======== Given entries
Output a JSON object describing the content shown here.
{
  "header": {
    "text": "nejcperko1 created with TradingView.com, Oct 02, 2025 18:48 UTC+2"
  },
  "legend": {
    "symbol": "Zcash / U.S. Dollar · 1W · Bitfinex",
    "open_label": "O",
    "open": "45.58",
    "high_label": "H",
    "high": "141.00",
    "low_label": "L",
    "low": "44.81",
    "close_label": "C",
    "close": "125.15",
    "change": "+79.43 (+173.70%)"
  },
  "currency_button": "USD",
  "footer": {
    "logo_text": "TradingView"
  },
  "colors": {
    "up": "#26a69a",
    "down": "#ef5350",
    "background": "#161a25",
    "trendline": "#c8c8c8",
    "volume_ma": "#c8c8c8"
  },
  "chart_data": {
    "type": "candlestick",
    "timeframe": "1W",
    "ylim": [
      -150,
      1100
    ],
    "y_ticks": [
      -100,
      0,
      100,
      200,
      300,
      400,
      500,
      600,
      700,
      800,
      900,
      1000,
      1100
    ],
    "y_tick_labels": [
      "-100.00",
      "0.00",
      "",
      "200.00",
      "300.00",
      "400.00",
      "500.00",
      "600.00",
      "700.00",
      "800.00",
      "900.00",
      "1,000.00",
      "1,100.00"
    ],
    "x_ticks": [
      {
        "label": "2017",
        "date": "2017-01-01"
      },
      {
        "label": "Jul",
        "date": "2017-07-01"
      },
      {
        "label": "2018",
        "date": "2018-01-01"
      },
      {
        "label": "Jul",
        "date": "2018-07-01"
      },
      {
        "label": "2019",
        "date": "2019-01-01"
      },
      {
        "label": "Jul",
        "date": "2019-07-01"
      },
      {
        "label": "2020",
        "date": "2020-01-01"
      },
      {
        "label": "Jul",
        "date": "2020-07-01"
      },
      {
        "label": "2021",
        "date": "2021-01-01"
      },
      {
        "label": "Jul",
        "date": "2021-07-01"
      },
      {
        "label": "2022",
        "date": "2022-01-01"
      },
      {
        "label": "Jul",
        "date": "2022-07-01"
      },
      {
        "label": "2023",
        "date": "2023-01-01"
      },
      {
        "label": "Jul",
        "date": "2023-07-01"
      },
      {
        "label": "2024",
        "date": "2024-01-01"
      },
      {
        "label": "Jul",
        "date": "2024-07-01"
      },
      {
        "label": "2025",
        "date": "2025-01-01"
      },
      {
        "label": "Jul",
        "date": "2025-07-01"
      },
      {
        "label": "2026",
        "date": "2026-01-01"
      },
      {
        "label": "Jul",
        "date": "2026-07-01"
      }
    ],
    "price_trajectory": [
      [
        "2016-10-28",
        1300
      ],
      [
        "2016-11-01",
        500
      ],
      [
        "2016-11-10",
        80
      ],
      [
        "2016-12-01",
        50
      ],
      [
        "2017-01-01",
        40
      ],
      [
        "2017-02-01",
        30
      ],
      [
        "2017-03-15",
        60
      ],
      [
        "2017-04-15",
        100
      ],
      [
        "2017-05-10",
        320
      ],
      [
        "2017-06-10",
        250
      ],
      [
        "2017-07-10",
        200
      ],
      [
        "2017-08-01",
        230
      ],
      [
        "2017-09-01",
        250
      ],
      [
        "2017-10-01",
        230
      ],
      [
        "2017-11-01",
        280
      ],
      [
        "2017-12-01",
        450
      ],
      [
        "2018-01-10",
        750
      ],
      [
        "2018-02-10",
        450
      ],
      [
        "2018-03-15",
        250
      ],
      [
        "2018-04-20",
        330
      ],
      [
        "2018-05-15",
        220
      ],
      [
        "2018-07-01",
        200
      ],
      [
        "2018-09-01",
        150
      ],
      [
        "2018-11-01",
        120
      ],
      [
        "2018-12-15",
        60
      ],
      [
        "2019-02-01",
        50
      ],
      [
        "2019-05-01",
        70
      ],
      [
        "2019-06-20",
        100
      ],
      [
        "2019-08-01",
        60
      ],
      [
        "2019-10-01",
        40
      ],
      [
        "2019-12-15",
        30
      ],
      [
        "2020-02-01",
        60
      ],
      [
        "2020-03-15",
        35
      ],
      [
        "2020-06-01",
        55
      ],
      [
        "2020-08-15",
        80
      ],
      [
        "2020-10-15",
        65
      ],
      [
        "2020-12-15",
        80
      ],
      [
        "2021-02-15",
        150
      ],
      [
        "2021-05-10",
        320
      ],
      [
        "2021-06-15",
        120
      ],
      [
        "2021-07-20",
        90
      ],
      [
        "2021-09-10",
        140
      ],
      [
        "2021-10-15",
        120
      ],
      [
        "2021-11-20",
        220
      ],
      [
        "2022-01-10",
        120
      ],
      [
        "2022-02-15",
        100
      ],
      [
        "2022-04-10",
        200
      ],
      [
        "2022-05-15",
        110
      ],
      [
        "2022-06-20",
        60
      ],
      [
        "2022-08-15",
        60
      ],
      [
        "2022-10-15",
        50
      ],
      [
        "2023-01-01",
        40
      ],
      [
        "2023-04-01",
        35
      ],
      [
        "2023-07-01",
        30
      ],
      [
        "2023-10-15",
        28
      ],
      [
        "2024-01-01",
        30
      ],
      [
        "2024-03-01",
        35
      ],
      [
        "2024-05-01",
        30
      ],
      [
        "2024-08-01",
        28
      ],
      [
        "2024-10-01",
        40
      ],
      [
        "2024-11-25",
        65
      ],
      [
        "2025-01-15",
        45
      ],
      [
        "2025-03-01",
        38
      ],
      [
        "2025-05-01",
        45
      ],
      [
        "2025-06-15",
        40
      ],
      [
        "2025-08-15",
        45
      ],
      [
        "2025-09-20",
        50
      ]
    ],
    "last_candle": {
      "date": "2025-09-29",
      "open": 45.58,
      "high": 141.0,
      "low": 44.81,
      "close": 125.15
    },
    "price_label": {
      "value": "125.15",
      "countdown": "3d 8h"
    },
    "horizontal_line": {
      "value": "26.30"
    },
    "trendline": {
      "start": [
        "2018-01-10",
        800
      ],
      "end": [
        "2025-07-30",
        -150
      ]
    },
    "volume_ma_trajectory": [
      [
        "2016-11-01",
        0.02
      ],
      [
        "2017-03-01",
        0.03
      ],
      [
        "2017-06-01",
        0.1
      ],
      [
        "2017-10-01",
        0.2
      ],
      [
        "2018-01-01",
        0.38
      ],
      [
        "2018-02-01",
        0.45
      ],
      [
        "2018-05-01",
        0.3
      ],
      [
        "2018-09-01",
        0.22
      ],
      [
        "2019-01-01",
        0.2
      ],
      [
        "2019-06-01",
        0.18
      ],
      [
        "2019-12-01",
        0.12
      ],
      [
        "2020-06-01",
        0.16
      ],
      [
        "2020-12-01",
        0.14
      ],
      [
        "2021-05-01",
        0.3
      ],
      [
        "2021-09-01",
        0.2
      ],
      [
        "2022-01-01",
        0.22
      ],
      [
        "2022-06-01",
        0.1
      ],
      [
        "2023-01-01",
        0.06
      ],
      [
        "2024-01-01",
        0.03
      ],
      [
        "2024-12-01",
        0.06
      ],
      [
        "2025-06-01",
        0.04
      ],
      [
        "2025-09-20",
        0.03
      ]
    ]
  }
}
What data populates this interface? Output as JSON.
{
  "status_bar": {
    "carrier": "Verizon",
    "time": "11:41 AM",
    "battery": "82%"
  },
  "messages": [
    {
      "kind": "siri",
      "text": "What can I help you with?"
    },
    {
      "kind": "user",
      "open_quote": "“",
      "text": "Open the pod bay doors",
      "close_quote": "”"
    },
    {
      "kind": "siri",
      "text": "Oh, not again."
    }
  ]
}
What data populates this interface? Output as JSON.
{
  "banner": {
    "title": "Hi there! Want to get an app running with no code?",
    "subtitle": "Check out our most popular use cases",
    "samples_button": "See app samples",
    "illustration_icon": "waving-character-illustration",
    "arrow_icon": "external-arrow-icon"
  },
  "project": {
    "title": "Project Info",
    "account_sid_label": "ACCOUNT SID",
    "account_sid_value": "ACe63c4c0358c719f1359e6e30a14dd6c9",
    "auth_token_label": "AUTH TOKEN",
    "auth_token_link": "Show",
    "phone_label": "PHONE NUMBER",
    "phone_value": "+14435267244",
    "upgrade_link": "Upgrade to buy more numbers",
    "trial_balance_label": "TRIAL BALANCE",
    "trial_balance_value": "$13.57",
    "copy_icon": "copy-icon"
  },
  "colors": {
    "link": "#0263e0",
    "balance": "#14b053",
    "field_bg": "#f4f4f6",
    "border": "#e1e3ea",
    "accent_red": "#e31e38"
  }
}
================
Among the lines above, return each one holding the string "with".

    "text": "nejcperko1 created with TradingView.com, Oct 02, 2025 18:48 UTC+2"
      "text": "What can I help you with?"
    "title": "Hi there! Want to get an app running with no code?",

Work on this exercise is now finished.